Laurence Roberts and Mary Anne Unrau have done what less than 200 vessels have done in the last century — they’ve successfully sailed the Canadian Northwest Passage.
The passage connects the northern Atlantic and Pacific oceans through the Arctic Ocean, along the northern coast of North America via waterways through the Canadian Arctic Archipelago.
First sailed by Norwegian explorer Roald Amundsen from 1903-1906, the passage was once explored as a potential trade route, however changes in the pack ice caused by climate change have made the waterway difficult and at times, dangerous to travel.
Enter Roberts and Unrau.
The 67-year-old duo, who have sailed more than 90,000 nautical miles in their boat-turned-home, decided to sail the passage from St. Katharines Marina in London, U.K. to the Causeway Marina in Victoria — a so-called home base for the world travellers.
In the past, they’ve sailed from North America to New Zealand, New Zealand to Australia, down to Tasmania and to the French Polynesian. They also spent a summer in Norway and most recently sailed to Hawaii and Mexico.
The couple have been sailing for the better half of their life and after retirement, decided to sell their home and see the world through a nautical lens.
“In the cities, it’s dealing with the cultural experience and dealing with another language. Travel without deadlines,” said Roberts, who has been sailing since he was 26 years old. “It’s like a portable home. It’s more like travelling and being at home at the same time.”
On March 2013, the sailors set off in their 45-foot, 15-year-old steel sailboat Traversay III for the eight-month-long journey.
The first part of the voyage through the east of the passage offered views of rising cliffs, flocks of birds and tall mountains.
However, the second half of the passage had its share of challenges.
In the Arctic Ocean, often the boat would get stuck in ice and they would have to wait hours before it would break up so they could carefully float through.
“The uncertainty and having to be up all the time (was a challenge),” said Unrau, a retired school teacher. She said they would get sleep in four-hour intervals.

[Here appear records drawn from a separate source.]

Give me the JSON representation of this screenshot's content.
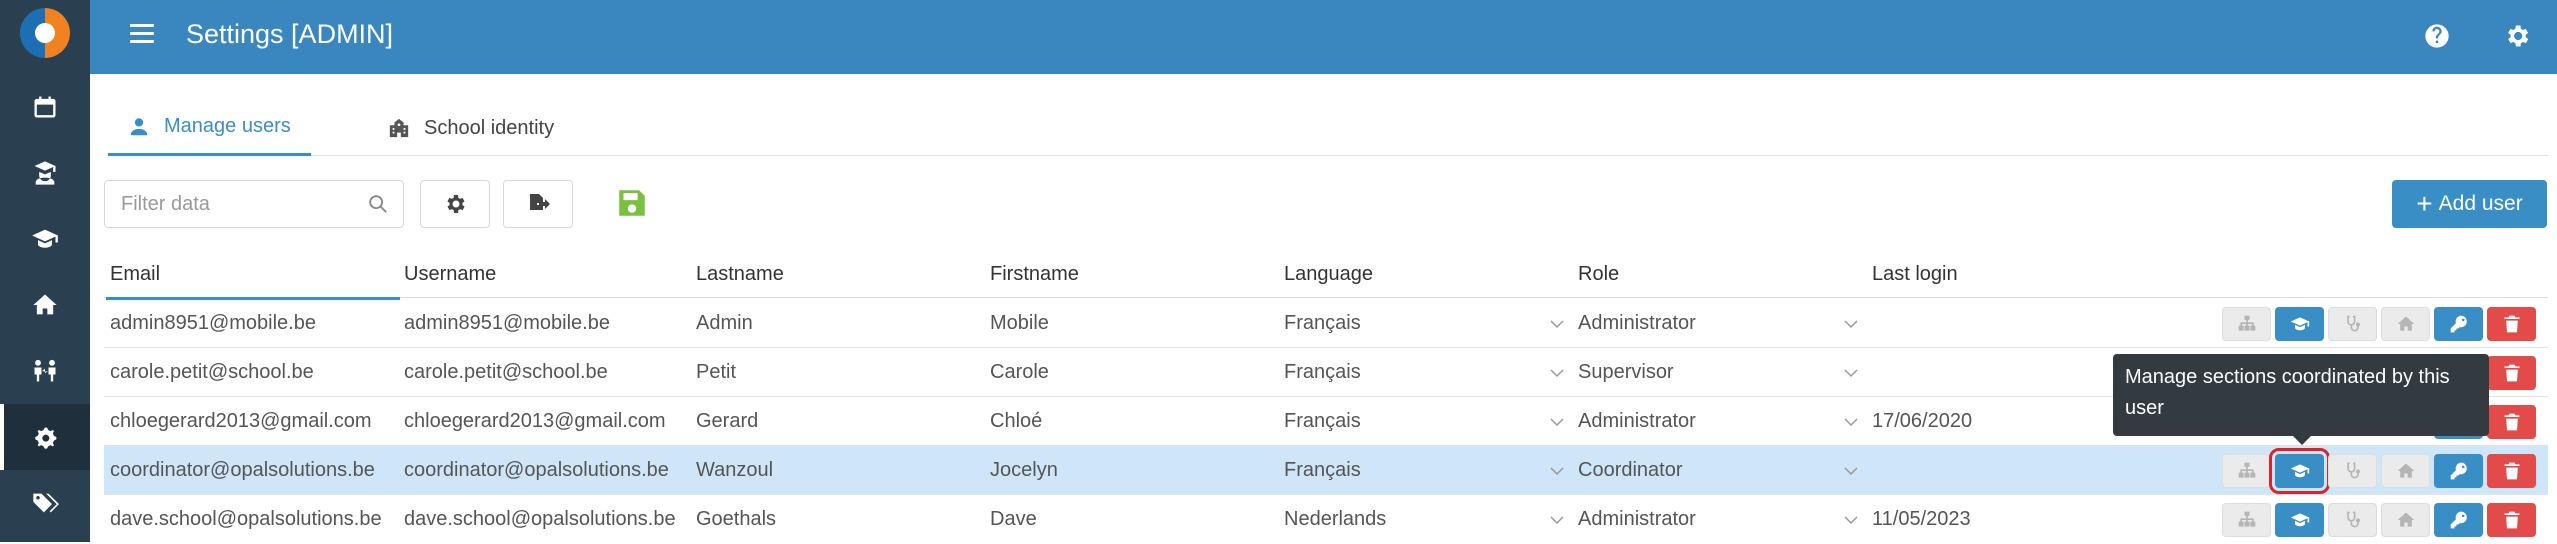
{
  "app": {
    "title": "Settings [ADMIN]"
  },
  "sidebar": {
    "items": [
      {
        "icon": "calendar-icon"
      },
      {
        "icon": "teacher-icon"
      },
      {
        "icon": "graduation-cap-icon"
      },
      {
        "icon": "home-icon"
      },
      {
        "icon": "people-arrows-icon"
      },
      {
        "icon": "gears-icon",
        "active": true
      },
      {
        "icon": "tags-icon"
      }
    ]
  },
  "topbar": {
    "help_icon": "question-circle-icon",
    "settings_icon": "gear-icon"
  },
  "tabs": [
    {
      "label": "Manage users",
      "icon": "user-icon",
      "active": true
    },
    {
      "label": "School identity",
      "icon": "school-icon",
      "active": false
    }
  ],
  "toolbar": {
    "filter_placeholder": "Filter data",
    "add_user_label": "Add user"
  },
  "table": {
    "columns": [
      "Email",
      "Username",
      "Lastname",
      "Firstname",
      "Language",
      "Role",
      "Last login"
    ],
    "rows": [
      {
        "email": "admin8951@mobile.be",
        "username": "admin8951@mobile.be",
        "lastname": "Admin",
        "firstname": "Mobile",
        "language": "Français",
        "role": "Administrator",
        "last_login": ""
      },
      {
        "email": "carole.petit@school.be",
        "username": "carole.petit@school.be",
        "lastname": "Petit",
        "firstname": "Carole",
        "language": "Français",
        "role": "Supervisor",
        "last_login": ""
      },
      {
        "email": "chloegerard2013@gmail.com",
        "username": "chloegerard2013@gmail.com",
        "lastname": "Gerard",
        "firstname": "Chloé",
        "language": "Français",
        "role": "Administrator",
        "last_login": "17/06/2020"
      },
      {
        "email": "coordinator@opalsolutions.be",
        "username": "coordinator@opalsolutions.be",
        "lastname": "Wanzoul",
        "firstname": "Jocelyn",
        "language": "Français",
        "role": "Coordinator",
        "last_login": "",
        "selected": true
      },
      {
        "email": "dave.school@opalsolutions.be",
        "username": "dave.school@opalsolutions.be",
        "lastname": "Goethals",
        "firstname": "Dave",
        "language": "Nederlands",
        "role": "Administrator",
        "last_login": "11/05/2023"
      }
    ]
  },
  "tooltip": {
    "text": "Manage sections coordinated by this user"
  },
  "colors": {
    "topbar": "#3987be",
    "sidebar": "#2a3f4f",
    "accent": "#3a8ec6",
    "danger": "#e34a4a",
    "selected_row": "#cfe6f8",
    "save_icon": "#7ac142"
  }
}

“When it was time to go, even if it was one in the morning, if the ice was moving towards you, you got going. It was a big physical challenge for me to stand my watches.”
But moving past the ice opened the boat up to spectacular scenery — air so clear that shores and mountains 50 miles away on the other side of the channel looked crystal clear, along with a number of polar bears and seals.
“It was all like it was painted on a backdrop. It was so clear,” Roberts described.
The duo documented their journey and will present a photo journal of it at a fundraising event for the Victoria Baroque Music Society. On Nov. 16 at the Baumann Centre, players will perform to a slideshow presentation of the voyage.
Tickets should be purchased in advance and are $35 for individuals or $50 for couples. The price includes a charitable donation of $25. For more information visit victoria-baroque.com or call 250-592-1365.